WHAT IS BEING ASKED - Below are the records; copy each line in them that holds the word "zoom".

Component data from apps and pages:
━━━━━━━━
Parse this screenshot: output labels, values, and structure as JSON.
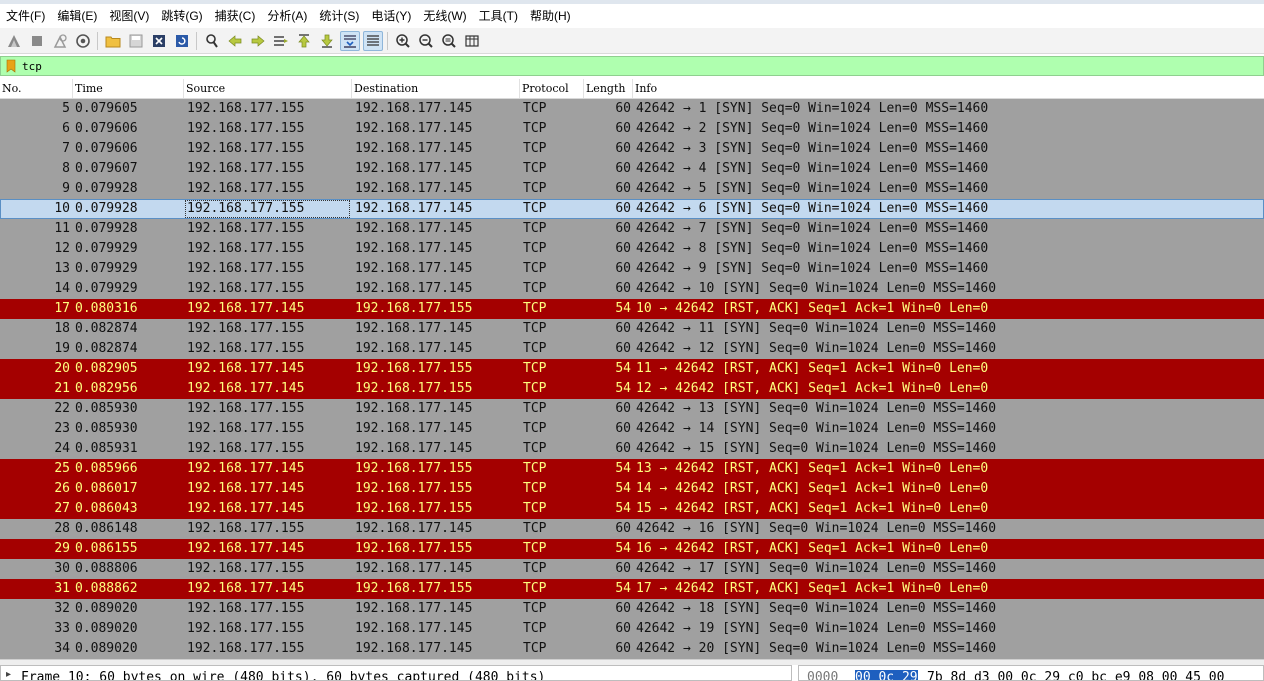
{
  "menu": [
    "文件(F)",
    "编辑(E)",
    "视图(V)",
    "跳转(G)",
    "捕获(C)",
    "分析(A)",
    "统计(S)",
    "电话(Y)",
    "无线(W)",
    "工具(T)",
    "帮助(H)"
  ],
  "toolbar_icons": [
    "start-capture-icon",
    "stop-capture-icon",
    "restart-capture-icon",
    "capture-options-icon",
    "open-file-icon",
    "save-file-icon",
    "close-file-icon",
    "reload-file-icon",
    "find-packet-icon",
    "go-back-icon",
    "go-forward-icon",
    "go-to-packet-icon",
    "go-first-icon",
    "go-last-icon",
    "autoscroll-icon",
    "colorize-icon",
    "zoom-in-icon",
    "zoom-out-icon",
    "zoom-normal-icon",
    "resize-columns-icon"
  ],
  "filter": {
    "value": "tcp"
  },
  "columns": {
    "no": "No.",
    "time": "Time",
    "source": "Source",
    "destination": "Destination",
    "protocol": "Protocol",
    "length": "Length",
    "info": "Info"
  },
  "packets": [
    {
      "no": "5",
      "time": "0.079605",
      "src": "192.168.177.155",
      "dst": "192.168.177.145",
      "proto": "TCP",
      "len": "60",
      "info": "42642 → 1 [SYN] Seq=0 Win=1024 Len=0 MSS=1460",
      "type": "syn"
    },
    {
      "no": "6",
      "time": "0.079606",
      "src": "192.168.177.155",
      "dst": "192.168.177.145",
      "proto": "TCP",
      "len": "60",
      "info": "42642 → 2 [SYN] Seq=0 Win=1024 Len=0 MSS=1460",
      "type": "syn"
    },
    {
      "no": "7",
      "time": "0.079606",
      "src": "192.168.177.155",
      "dst": "192.168.177.145",
      "proto": "TCP",
      "len": "60",
      "info": "42642 → 3 [SYN] Seq=0 Win=1024 Len=0 MSS=1460",
      "type": "syn"
    },
    {
      "no": "8",
      "time": "0.079607",
      "src": "192.168.177.155",
      "dst": "192.168.177.145",
      "proto": "TCP",
      "len": "60",
      "info": "42642 → 4 [SYN] Seq=0 Win=1024 Len=0 MSS=1460",
      "type": "syn"
    },
    {
      "no": "9",
      "time": "0.079928",
      "src": "192.168.177.155",
      "dst": "192.168.177.145",
      "proto": "TCP",
      "len": "60",
      "info": "42642 → 5 [SYN] Seq=0 Win=1024 Len=0 MSS=1460",
      "type": "syn"
    },
    {
      "no": "10",
      "time": "0.079928",
      "src": "192.168.177.155",
      "dst": "192.168.177.145",
      "proto": "TCP",
      "len": "60",
      "info": "42642 → 6 [SYN] Seq=0 Win=1024 Len=0 MSS=1460",
      "type": "sel"
    },
    {
      "no": "11",
      "time": "0.079928",
      "src": "192.168.177.155",
      "dst": "192.168.177.145",
      "proto": "TCP",
      "len": "60",
      "info": "42642 → 7 [SYN] Seq=0 Win=1024 Len=0 MSS=1460",
      "type": "syn"
    },
    {
      "no": "12",
      "time": "0.079929",
      "src": "192.168.177.155",
      "dst": "192.168.177.145",
      "proto": "TCP",
      "len": "60",
      "info": "42642 → 8 [SYN] Seq=0 Win=1024 Len=0 MSS=1460",
      "type": "syn"
    },
    {
      "no": "13",
      "time": "0.079929",
      "src": "192.168.177.155",
      "dst": "192.168.177.145",
      "proto": "TCP",
      "len": "60",
      "info": "42642 → 9 [SYN] Seq=0 Win=1024 Len=0 MSS=1460",
      "type": "syn"
    },
    {
      "no": "14",
      "time": "0.079929",
      "src": "192.168.177.155",
      "dst": "192.168.177.145",
      "proto": "TCP",
      "len": "60",
      "info": "42642 → 10 [SYN] Seq=0 Win=1024 Len=0 MSS=1460",
      "type": "syn"
    },
    {
      "no": "17",
      "time": "0.080316",
      "src": "192.168.177.145",
      "dst": "192.168.177.155",
      "proto": "TCP",
      "len": "54",
      "info": "10 → 42642 [RST, ACK] Seq=1 Ack=1 Win=0 Len=0",
      "type": "rst"
    },
    {
      "no": "18",
      "time": "0.082874",
      "src": "192.168.177.155",
      "dst": "192.168.177.145",
      "proto": "TCP",
      "len": "60",
      "info": "42642 → 11 [SYN] Seq=0 Win=1024 Len=0 MSS=1460",
      "type": "syn"
    },
    {
      "no": "19",
      "time": "0.082874",
      "src": "192.168.177.155",
      "dst": "192.168.177.145",
      "proto": "TCP",
      "len": "60",
      "info": "42642 → 12 [SYN] Seq=0 Win=1024 Len=0 MSS=1460",
      "type": "syn"
    },
    {
      "no": "20",
      "time": "0.082905",
      "src": "192.168.177.145",
      "dst": "192.168.177.155",
      "proto": "TCP",
      "len": "54",
      "info": "11 → 42642 [RST, ACK] Seq=1 Ack=1 Win=0 Len=0",
      "type": "rst"
    },
    {
      "no": "21",
      "time": "0.082956",
      "src": "192.168.177.145",
      "dst": "192.168.177.155",
      "proto": "TCP",
      "len": "54",
      "info": "12 → 42642 [RST, ACK] Seq=1 Ack=1 Win=0 Len=0",
      "type": "rst"
    },
    {
      "no": "22",
      "time": "0.085930",
      "src": "192.168.177.155",
      "dst": "192.168.177.145",
      "proto": "TCP",
      "len": "60",
      "info": "42642 → 13 [SYN] Seq=0 Win=1024 Len=0 MSS=1460",
      "type": "syn"
    },
    {
      "no": "23",
      "time": "0.085930",
      "src": "192.168.177.155",
      "dst": "192.168.177.145",
      "proto": "TCP",
      "len": "60",
      "info": "42642 → 14 [SYN] Seq=0 Win=1024 Len=0 MSS=1460",
      "type": "syn"
    },
    {
      "no": "24",
      "time": "0.085931",
      "src": "192.168.177.155",
      "dst": "192.168.177.145",
      "proto": "TCP",
      "len": "60",
      "info": "42642 → 15 [SYN] Seq=0 Win=1024 Len=0 MSS=1460",
      "type": "syn"
    },
    {
      "no": "25",
      "time": "0.085966",
      "src": "192.168.177.145",
      "dst": "192.168.177.155",
      "proto": "TCP",
      "len": "54",
      "info": "13 → 42642 [RST, ACK] Seq=1 Ack=1 Win=0 Len=0",
      "type": "rst"
    },
    {
      "no": "26",
      "time": "0.086017",
      "src": "192.168.177.145",
      "dst": "192.168.177.155",
      "proto": "TCP",
      "len": "54",
      "info": "14 → 42642 [RST, ACK] Seq=1 Ack=1 Win=0 Len=0",
      "type": "rst"
    },
    {
      "no": "27",
      "time": "0.086043",
      "src": "192.168.177.145",
      "dst": "192.168.177.155",
      "proto": "TCP",
      "len": "54",
      "info": "15 → 42642 [RST, ACK] Seq=1 Ack=1 Win=0 Len=0",
      "type": "rst"
    },
    {
      "no": "28",
      "time": "0.086148",
      "src": "192.168.177.155",
      "dst": "192.168.177.145",
      "proto": "TCP",
      "len": "60",
      "info": "42642 → 16 [SYN] Seq=0 Win=1024 Len=0 MSS=1460",
      "type": "syn"
    },
    {
      "no": "29",
      "time": "0.086155",
      "src": "192.168.177.145",
      "dst": "192.168.177.155",
      "proto": "TCP",
      "len": "54",
      "info": "16 → 42642 [RST, ACK] Seq=1 Ack=1 Win=0 Len=0",
      "type": "rst"
    },
    {
      "no": "30",
      "time": "0.088806",
      "src": "192.168.177.155",
      "dst": "192.168.177.145",
      "proto": "TCP",
      "len": "60",
      "info": "42642 → 17 [SYN] Seq=0 Win=1024 Len=0 MSS=1460",
      "type": "syn"
    },
    {
      "no": "31",
      "time": "0.088862",
      "src": "192.168.177.145",
      "dst": "192.168.177.155",
      "proto": "TCP",
      "len": "54",
      "info": "17 → 42642 [RST, ACK] Seq=1 Ack=1 Win=0 Len=0",
      "type": "rst"
    },
    {
      "no": "32",
      "time": "0.089020",
      "src": "192.168.177.155",
      "dst": "192.168.177.145",
      "proto": "TCP",
      "len": "60",
      "info": "42642 → 18 [SYN] Seq=0 Win=1024 Len=0 MSS=1460",
      "type": "syn"
    },
    {
      "no": "33",
      "time": "0.089020",
      "src": "192.168.177.155",
      "dst": "192.168.177.145",
      "proto": "TCP",
      "len": "60",
      "info": "42642 → 19 [SYN] Seq=0 Win=1024 Len=0 MSS=1460",
      "type": "syn"
    },
    {
      "no": "34",
      "time": "0.089020",
      "src": "192.168.177.155",
      "dst": "192.168.177.145",
      "proto": "TCP",
      "len": "60",
      "info": "42642 → 20 [SYN] Seq=0 Win=1024 Len=0 MSS=1460",
      "type": "syn"
    }
  ],
  "details": {
    "frame_summary": "Frame 10: 60 bytes on wire (480 bits), 60 bytes captured (480 bits)"
  },
  "bytes": {
    "offset": "0000",
    "highlighted": "00 0c 29",
    "rest": "7b 8d d3 00 0c  29 c0 bc e9 08 00 45 00"
  },
  "colors": {
    "syn_row": "#a0a0a0",
    "rst_row": "#a40000",
    "rst_text": "#ffff7f",
    "selected_row": "#c3d9ef",
    "filter_valid": "#afffaf"
  }
}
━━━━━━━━
EXERCISE ANSWER -
    "zoom-in-icon",
    "zoom-out-icon",
    "zoom-normal-icon",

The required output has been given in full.